The parable of the sheep and the goats in particular, is one that makes me think that Jesus is truly the saviour who is worth following. He said:
“‘When the Son of Man comes in his glory, and all the angels with him, he will sit on his glorious throne. All the nations will be gathered before him, and he will separate the people one from another as a shepherd separates the sheep from the goats. He will put the sheep on his right and the goats on his left. ‘Then the King will say to those on his right, “Come, you who are blessed by my Father; take your inheritance, the kingdom prepared for you since the creation of the world. For I was hungry and you gave me something to eat, I was thirsty and you gave me something to drink, I was a stranger and you invited me in, I needed clothes and you clothed me, I was ill and you looked after me, I was in prison and you came to visit me.”
‘Then the righteous will answer him, “Lord, when did we see you hungry and feed you, or thirsty and give you something to drink? When did we see you a stranger and invite you in, or needing clothes and clothe you? When did we see you ill or in prison and go to visit you?”
‘The King will reply, “Truly I tell you, whatever you did for one of the least of these brothers and sisters of mine, you did for me…” (Matthew 25:31-46). Love it! It’s a good way to live and a lot of society’s problems would be solved in the here-and-now if we all tried to do this.
Jesus is the world ruler we so desperately need. Here’s praying he returns as soon as!
January 24th, 2018 at 11:13 am
Sarah, I share your cautious view, regarding the question of Jerusalem.
Hopefully, as the blog posts (here and there, over the coming year) will attempt to argue, it is difficult to be dogmatic on this issue.
Take the Book of Zechariah that you extensively quoted. Most futurists would say that what Zechariah is talking about here most definitely refers to future events, surrounding Jerusalem. However, there are preterists who say that many, if not all, of the events, in Zechariah, have already been fulfilled. Though it is important to note that Zechariah 14 presents a huge difficulty for a preterist view.
Either way, Zechariah is one of the most difficult books in the Old Testament for us to fully grasp, as it sits a lot within the genre of the apocalyptic, a type of literature largely foreign to the modern mind.
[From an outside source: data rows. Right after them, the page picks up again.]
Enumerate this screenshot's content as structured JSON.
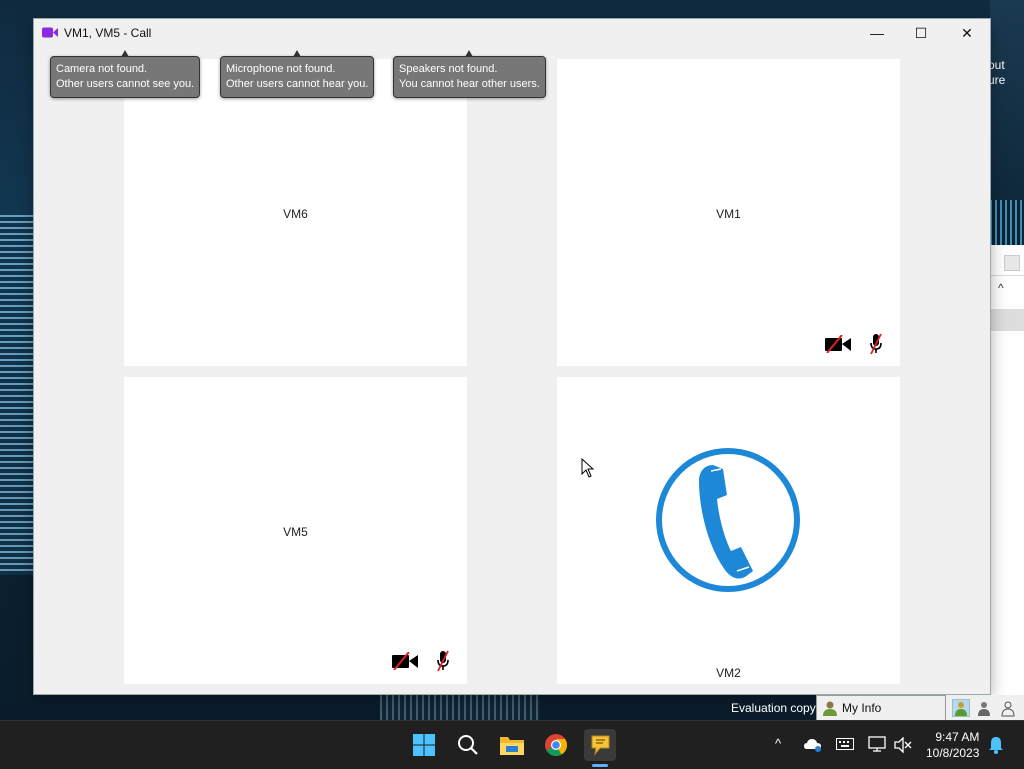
{
  "window": {
    "title": "VM1, VM5 - Call",
    "minimize_label": "—",
    "maximize_label": "☐",
    "close_label": "✕"
  },
  "tooltips": [
    {
      "line1": "Camera not found.",
      "line2": "Other users cannot see you."
    },
    {
      "line1": "Microphone not found.",
      "line2": "Other users cannot hear you."
    },
    {
      "line1": "Speakers not found.",
      "line2": "You cannot hear other users."
    }
  ],
  "participants": [
    {
      "name": "VM6",
      "camera_off": false,
      "mic_off": false
    },
    {
      "name": "VM1",
      "camera_off": true,
      "mic_off": true
    },
    {
      "name": "VM5",
      "camera_off": true,
      "mic_off": true
    },
    {
      "name": "VM2",
      "calling": true
    }
  ],
  "desktop": {
    "partial_text_1": "out",
    "partial_text_2": "ure",
    "evaluation_text": "Evaluation copy"
  },
  "statusbar": {
    "my_info_label": "My Info"
  },
  "taskbar": {
    "time": "9:47 AM",
    "date": "10/8/2023",
    "tray_chevron": "^"
  },
  "colors": {
    "call_blue": "#1e88d8",
    "app_purple": "#8a2be2"
  }
}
I am still wrestling with this all myself. But I fully appreciate where you land: “Jesus is the world ruler we so desperately need. Here’s praying he returns as soon as!”
Amen, to that!
Thank you for contributing at Veracity.